*** Opening Data shown ***

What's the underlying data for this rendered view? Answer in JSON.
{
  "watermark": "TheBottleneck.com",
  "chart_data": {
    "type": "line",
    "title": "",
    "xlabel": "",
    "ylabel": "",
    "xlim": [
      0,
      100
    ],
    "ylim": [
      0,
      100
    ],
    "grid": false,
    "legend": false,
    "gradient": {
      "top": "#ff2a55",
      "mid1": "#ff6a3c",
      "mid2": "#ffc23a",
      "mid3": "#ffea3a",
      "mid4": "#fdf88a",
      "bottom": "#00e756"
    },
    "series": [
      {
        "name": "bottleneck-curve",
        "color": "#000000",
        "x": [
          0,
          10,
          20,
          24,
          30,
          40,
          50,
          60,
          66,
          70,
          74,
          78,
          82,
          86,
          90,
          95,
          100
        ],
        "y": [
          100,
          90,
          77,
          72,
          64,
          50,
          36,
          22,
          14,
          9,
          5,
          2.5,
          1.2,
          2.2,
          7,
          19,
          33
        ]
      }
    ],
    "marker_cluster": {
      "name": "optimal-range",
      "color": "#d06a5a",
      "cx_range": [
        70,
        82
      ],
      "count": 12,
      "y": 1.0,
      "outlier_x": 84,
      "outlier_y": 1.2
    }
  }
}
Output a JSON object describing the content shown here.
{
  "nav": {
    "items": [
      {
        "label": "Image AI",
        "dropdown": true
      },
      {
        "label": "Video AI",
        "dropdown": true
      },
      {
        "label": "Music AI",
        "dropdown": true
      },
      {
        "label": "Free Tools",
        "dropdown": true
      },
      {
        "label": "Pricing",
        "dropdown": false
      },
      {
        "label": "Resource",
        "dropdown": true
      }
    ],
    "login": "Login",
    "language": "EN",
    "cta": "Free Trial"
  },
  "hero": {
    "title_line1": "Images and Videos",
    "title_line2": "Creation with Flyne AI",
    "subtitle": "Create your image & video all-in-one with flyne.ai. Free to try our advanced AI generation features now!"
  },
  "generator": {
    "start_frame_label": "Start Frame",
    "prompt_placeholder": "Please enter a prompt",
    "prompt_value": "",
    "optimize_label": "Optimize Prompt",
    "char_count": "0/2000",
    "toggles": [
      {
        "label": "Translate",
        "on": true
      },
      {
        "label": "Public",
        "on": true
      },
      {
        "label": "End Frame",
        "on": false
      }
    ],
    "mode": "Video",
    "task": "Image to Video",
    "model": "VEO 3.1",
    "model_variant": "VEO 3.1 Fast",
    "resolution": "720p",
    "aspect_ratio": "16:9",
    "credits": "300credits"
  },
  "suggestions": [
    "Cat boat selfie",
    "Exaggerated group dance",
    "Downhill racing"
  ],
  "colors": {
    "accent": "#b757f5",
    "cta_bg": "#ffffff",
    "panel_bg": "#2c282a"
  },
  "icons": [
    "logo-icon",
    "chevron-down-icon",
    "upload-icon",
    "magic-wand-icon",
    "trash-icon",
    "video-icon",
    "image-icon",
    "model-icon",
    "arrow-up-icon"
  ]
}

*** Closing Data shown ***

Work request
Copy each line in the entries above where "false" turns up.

Answer space
    "grid": false,
    "legend": false,
        "dropdown": false
        "on": false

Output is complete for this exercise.